Making the Most Out of a Telephone Triage Consultation


  1. Put your phone ringer on loud and pick it up when an unknown number rings. If we need to ring more than once it wastes valuable time. We will only try to call you twice.
  1. Don’t be offended if we start by checking your name and other details before revealing who we are. This is to protect your confidentiality and prevent mistakes.
  1. Ideally take some time to think about the symptoms you are calling about. Maybe write down notes. When did they start, what patterns have you spotted, what else is changing about your body?
  1. We may ask you about how your breathing has changed, your breathing rate (the number of normal breaths in a minute), your heart rate (the number of heart beats in a minute) and your temperature and oxygen saturations (if you have devices to measure these). Don’t worry if you haven’t got these.
  1. Tell us what you are hoping for and what you are worried about. Don’t worry: this isn’t rude! If you have several things you want to talk about: tell us at the beginning. We may need to politely say that we can’t deal with all the issues but at least this means we can help you prioritise the important problems.

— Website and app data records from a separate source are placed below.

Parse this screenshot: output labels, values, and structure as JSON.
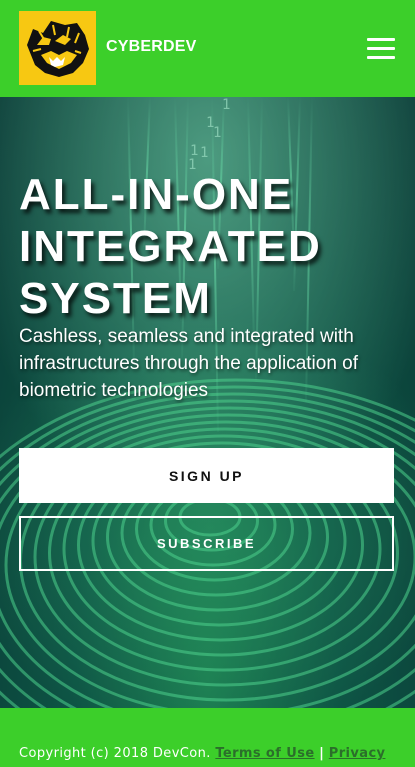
{
  "header": {
    "brand": "CYBERDEV",
    "logo_icon": "tiger-logo-icon",
    "menu_icon": "hamburger-menu-icon"
  },
  "hero": {
    "title": "ALL-IN-ONE INTEGRATED SYSTEM",
    "subtitle": "Cashless, seamless and integrated with infrastructures through the application of biometric technologies",
    "signup_label": "SIGN UP",
    "subscribe_label": "SUBSCRIBE"
  },
  "footer": {
    "copyright": "Copyright (c) 2018 DevCon.",
    "terms_label": "Terms of Use",
    "separator": "|",
    "privacy_label": "Privacy"
  },
  "colors": {
    "brand_green": "#3ccf2a",
    "logo_yellow": "#f7c812",
    "hero_teal": "#0f5a48",
    "link_dark_green": "#2b6f2a"
  }
}
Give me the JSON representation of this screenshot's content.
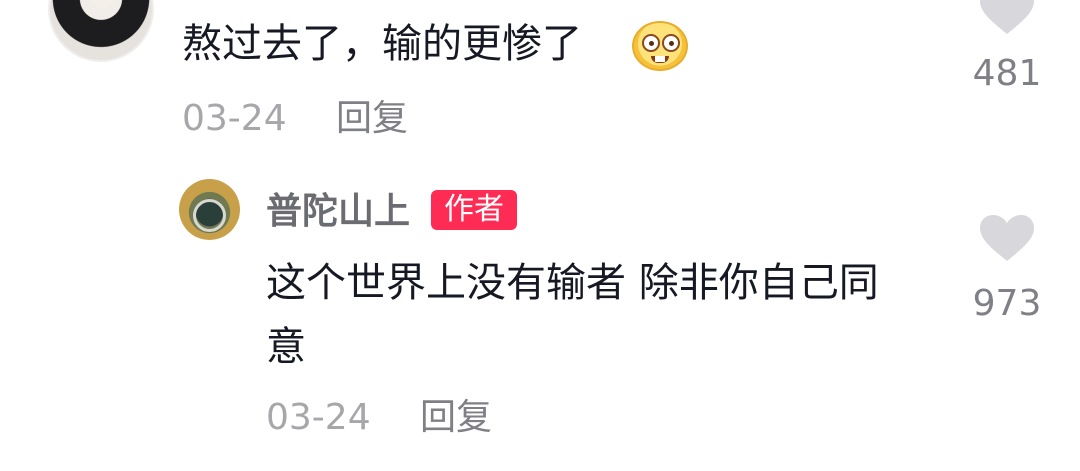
{
  "comments": [
    {
      "text": "熬过去了，输的更惨了",
      "emoji": "nerd-face-emoji",
      "date": "03-24",
      "reply_label": "回复",
      "like_count": "481",
      "replies": [
        {
          "author": "普陀山上",
          "author_badge": "作者",
          "text_line1": "这个世界上没有输者 除非你自己同",
          "text_line2": "意",
          "date": "03-24",
          "reply_label": "回复",
          "like_count": "973"
        }
      ]
    }
  ],
  "colors": {
    "badge": "#fe2c55",
    "heart": "#d8d8dc",
    "meta": "#a6a6ab",
    "text": "#161823"
  }
}
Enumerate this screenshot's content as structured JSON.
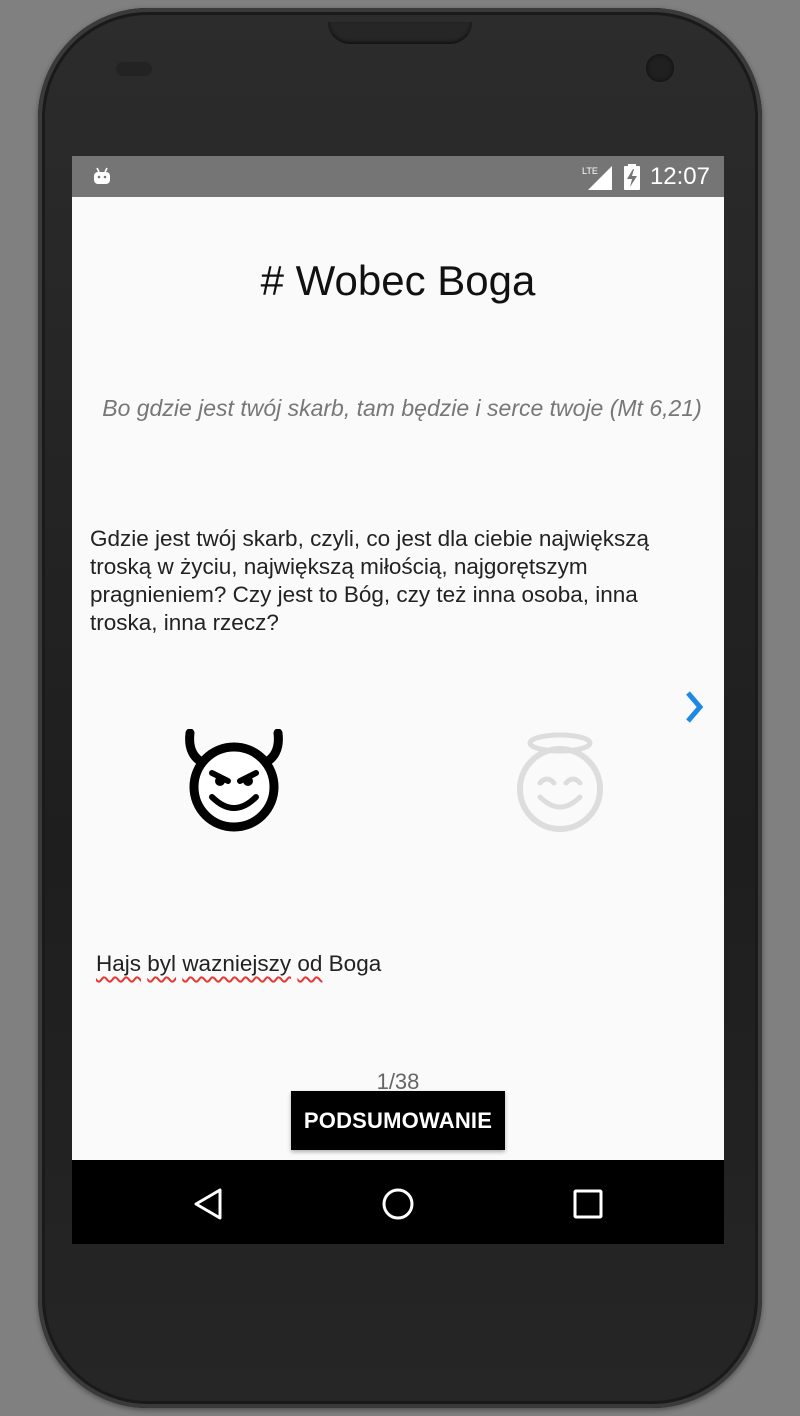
{
  "status_bar": {
    "network_label": "LTE",
    "time": "12:07"
  },
  "main": {
    "title": "# Wobec Boga",
    "quote": "Bo gdzie jest twój skarb, tam będzie i serce twoje (Mt 6,21)",
    "question": "Gdzie jest twój skarb, czyli, co jest dla ciebie największą troską w życiu, największą miłością, najgorętszym pragnieniem? Czy jest to Bóg, czy też inna osoba, inna troska, inna rzecz?",
    "answer_words": [
      "Hajs",
      "byl",
      "wazniejszy",
      "od",
      "Boga"
    ],
    "counter": "1/38",
    "summary_button": "PODSUMOWANIE"
  },
  "icons": {
    "next": "chevron-right-icon",
    "devil": "smiling-devil-icon",
    "angel": "smiling-angel-icon",
    "back": "back-triangle-icon",
    "home": "home-circle-icon",
    "recents": "recents-square-icon"
  },
  "colors": {
    "accent": "#1e88e5",
    "status_bar": "#757575",
    "angel_inactive": "#dddddd",
    "spell_underline": "#e53935"
  }
}
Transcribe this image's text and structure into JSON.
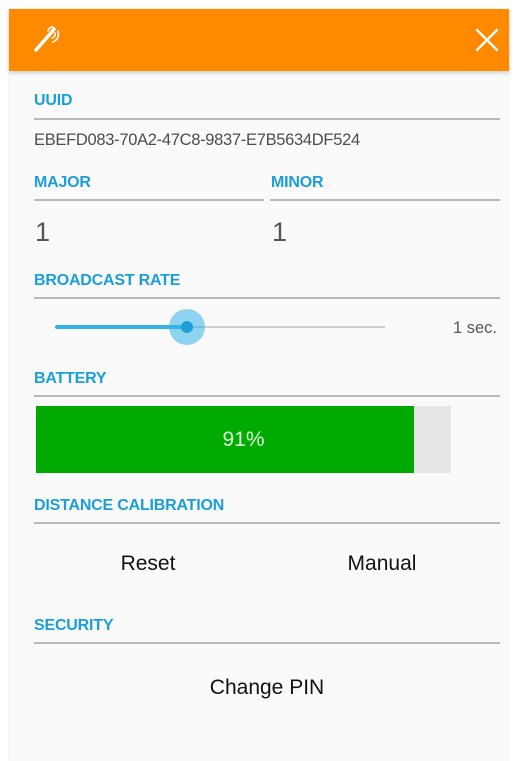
{
  "colors": {
    "header": "#ff8a00",
    "section_title": "#1a9fd8",
    "slider_accent": "#35b3e8",
    "battery_fill": "#00aa00"
  },
  "header": {
    "icon": "magic-wand-icon",
    "close_icon": "close-icon"
  },
  "uuid": {
    "label": "UUID",
    "value": "EBEFD083-70A2-47C8-9837-E7B5634DF524"
  },
  "major": {
    "label": "MAJOR",
    "value": "1"
  },
  "minor": {
    "label": "MINOR",
    "value": "1"
  },
  "broadcast_rate": {
    "label": "BROADCAST RATE",
    "value_text": "1 sec.",
    "slider_fraction": 0.4
  },
  "battery": {
    "label": "BATTERY",
    "percent_text": "91%",
    "level": 0.91
  },
  "distance_calibration": {
    "label": "DISTANCE CALIBRATION",
    "reset_label": "Reset",
    "manual_label": "Manual"
  },
  "security": {
    "label": "SECURITY",
    "change_pin_label": "Change PIN"
  }
}
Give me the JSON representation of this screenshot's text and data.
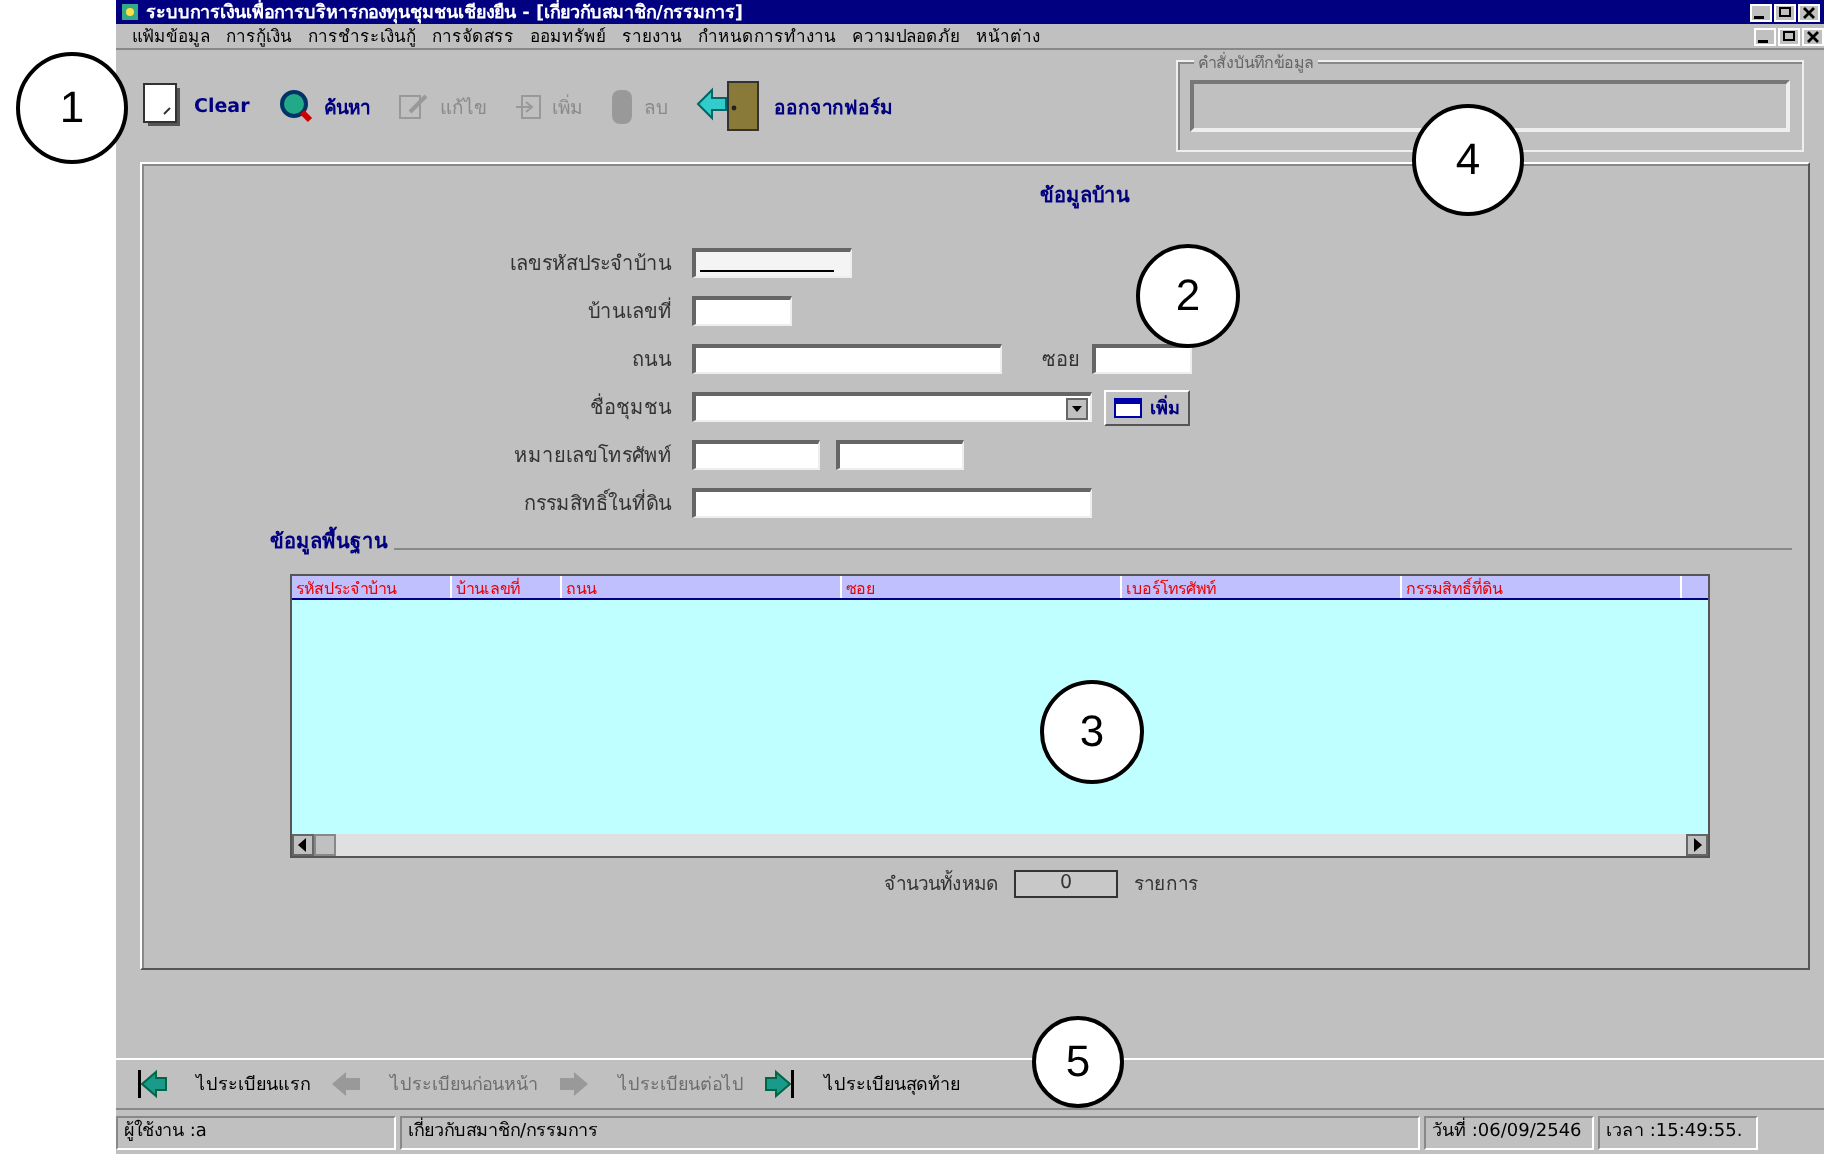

  1. Tell us if you don’t understand something we’ve said or aren’t clear on the plan. It’s actually really helpful if you write down some notes as we go along and then repeat the plan back to us. Most people only remember 30% of what a doctor says: don’t worry - your memory isn’t failing you - that’s just normal!


At the end of most consultations we do something called safety netting. This is planning for what to do if things get worse and helps you know the “red flags” or warning signs to look out for. It might sound scary sometimes, because we often are describing the worst case scenario, not what we think is most likely to happen.